▸ **What is required**
Copy all the lines of the data that include the word "ping".

..........

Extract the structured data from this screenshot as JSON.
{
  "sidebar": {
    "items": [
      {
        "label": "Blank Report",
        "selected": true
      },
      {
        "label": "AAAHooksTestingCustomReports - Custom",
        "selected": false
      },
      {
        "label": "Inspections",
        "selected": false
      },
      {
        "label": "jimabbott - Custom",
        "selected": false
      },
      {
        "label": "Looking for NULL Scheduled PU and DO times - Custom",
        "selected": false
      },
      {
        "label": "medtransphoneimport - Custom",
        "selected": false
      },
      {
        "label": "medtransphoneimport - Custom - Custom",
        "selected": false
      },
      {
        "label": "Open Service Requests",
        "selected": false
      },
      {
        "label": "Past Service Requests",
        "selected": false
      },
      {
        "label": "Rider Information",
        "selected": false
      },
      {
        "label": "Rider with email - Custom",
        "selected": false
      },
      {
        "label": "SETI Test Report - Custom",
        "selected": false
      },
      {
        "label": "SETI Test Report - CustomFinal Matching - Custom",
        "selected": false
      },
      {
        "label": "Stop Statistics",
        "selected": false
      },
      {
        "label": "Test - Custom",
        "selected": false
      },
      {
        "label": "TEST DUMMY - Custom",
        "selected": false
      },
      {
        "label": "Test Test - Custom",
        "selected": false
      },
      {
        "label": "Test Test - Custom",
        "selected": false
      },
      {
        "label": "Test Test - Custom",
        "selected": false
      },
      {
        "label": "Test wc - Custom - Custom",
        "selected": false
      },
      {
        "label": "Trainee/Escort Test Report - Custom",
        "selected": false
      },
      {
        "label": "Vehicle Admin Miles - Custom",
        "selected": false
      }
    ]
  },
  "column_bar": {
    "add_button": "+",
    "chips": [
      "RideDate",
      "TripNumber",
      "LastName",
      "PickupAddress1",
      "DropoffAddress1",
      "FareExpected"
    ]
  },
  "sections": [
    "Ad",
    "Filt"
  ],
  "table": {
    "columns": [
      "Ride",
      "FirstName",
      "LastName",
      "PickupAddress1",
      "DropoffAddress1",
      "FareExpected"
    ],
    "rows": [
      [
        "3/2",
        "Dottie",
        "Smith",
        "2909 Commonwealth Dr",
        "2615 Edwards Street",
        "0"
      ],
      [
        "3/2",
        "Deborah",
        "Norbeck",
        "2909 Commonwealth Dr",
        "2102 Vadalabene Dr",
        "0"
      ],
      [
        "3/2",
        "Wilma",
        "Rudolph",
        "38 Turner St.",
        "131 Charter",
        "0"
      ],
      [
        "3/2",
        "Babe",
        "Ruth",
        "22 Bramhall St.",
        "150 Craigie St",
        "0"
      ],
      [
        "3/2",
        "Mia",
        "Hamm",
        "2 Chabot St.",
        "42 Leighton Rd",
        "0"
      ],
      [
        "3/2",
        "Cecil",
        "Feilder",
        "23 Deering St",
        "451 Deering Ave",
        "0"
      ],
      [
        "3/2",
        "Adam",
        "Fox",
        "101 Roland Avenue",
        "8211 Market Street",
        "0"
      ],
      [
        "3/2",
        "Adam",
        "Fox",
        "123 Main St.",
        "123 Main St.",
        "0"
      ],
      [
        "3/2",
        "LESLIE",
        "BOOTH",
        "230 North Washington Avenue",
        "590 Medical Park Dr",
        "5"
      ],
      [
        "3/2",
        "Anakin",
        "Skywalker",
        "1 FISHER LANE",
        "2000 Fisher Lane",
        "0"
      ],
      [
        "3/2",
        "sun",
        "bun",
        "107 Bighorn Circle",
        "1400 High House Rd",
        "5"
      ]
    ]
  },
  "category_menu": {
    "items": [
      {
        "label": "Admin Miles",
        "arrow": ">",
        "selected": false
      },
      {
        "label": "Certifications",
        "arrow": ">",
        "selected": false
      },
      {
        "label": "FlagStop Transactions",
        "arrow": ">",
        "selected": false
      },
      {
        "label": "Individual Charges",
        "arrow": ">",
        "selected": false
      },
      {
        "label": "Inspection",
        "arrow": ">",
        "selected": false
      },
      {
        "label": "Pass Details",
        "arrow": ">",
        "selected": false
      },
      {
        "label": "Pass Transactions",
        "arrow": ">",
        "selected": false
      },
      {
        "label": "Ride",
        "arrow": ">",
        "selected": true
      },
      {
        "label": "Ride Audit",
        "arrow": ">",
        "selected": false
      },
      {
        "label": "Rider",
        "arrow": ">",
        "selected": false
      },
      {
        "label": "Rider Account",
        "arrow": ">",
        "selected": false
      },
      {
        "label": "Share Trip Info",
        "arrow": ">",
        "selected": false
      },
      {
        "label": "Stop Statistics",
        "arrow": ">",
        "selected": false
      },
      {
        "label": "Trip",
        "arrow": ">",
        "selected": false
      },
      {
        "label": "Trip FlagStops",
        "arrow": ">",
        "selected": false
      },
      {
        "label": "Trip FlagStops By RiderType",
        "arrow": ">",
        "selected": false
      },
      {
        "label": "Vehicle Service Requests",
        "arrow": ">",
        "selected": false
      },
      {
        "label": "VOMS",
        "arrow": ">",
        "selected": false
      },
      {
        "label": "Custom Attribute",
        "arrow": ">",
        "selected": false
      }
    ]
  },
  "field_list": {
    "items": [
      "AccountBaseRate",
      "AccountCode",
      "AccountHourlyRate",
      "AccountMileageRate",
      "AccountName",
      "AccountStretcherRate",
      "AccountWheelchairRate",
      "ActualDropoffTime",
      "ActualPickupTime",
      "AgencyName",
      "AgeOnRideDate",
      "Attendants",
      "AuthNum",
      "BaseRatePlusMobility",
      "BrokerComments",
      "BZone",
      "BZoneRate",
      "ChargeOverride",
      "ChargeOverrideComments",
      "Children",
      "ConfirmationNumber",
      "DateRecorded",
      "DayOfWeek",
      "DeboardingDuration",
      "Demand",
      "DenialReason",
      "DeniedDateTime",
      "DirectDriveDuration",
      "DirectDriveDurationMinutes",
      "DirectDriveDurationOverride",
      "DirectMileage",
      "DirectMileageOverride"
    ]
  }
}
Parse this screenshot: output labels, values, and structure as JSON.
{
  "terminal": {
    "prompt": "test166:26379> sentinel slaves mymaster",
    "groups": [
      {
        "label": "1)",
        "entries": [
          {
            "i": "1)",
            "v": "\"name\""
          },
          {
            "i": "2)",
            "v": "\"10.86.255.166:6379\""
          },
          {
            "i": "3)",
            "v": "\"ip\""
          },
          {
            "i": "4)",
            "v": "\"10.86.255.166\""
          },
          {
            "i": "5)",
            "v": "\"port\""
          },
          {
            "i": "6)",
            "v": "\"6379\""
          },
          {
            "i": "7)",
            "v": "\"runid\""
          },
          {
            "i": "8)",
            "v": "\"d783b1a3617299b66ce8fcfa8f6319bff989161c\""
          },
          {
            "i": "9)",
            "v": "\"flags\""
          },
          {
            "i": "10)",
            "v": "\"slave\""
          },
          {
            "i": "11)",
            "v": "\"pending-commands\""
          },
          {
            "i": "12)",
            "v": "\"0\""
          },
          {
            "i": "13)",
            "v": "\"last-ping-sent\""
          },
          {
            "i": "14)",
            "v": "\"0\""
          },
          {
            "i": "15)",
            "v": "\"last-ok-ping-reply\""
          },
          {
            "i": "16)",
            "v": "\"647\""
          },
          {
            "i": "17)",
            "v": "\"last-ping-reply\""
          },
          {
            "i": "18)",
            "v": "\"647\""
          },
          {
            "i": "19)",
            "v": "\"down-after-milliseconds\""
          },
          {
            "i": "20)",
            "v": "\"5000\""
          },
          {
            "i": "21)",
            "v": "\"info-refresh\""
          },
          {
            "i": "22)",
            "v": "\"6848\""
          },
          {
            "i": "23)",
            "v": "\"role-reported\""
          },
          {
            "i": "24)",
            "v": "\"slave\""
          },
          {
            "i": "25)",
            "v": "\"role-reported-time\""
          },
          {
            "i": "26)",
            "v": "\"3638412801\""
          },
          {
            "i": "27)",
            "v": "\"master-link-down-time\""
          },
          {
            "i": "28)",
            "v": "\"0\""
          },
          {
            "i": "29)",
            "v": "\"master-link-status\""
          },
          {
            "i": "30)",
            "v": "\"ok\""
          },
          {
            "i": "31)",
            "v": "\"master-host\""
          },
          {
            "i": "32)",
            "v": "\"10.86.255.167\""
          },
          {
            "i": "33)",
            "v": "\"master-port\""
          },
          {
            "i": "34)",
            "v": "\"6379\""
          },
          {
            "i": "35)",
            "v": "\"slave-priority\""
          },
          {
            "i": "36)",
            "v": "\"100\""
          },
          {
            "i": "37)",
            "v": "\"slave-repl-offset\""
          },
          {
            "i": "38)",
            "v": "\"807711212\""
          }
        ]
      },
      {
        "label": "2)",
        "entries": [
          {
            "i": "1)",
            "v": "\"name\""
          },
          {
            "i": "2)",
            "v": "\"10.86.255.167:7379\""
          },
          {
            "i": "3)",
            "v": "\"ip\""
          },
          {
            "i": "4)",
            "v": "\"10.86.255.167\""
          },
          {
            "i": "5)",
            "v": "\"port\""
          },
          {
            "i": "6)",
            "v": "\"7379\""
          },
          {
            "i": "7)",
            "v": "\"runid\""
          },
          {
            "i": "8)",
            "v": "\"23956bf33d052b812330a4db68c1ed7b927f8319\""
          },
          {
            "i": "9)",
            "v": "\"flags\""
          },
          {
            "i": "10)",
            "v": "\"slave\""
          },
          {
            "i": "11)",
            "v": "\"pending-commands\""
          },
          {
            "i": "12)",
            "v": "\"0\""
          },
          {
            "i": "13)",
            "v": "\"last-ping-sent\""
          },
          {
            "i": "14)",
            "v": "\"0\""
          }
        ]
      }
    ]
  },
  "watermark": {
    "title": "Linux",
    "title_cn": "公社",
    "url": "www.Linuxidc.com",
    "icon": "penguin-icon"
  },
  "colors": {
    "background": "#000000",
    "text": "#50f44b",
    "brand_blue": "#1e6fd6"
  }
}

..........

▸ **Your solution**
            "v": "\"last-ping-sent\""
            "v": "\"last-ok-ping-reply\""
            "v": "\"last-ping-reply\""
            "v": "\"last-ping-sent\""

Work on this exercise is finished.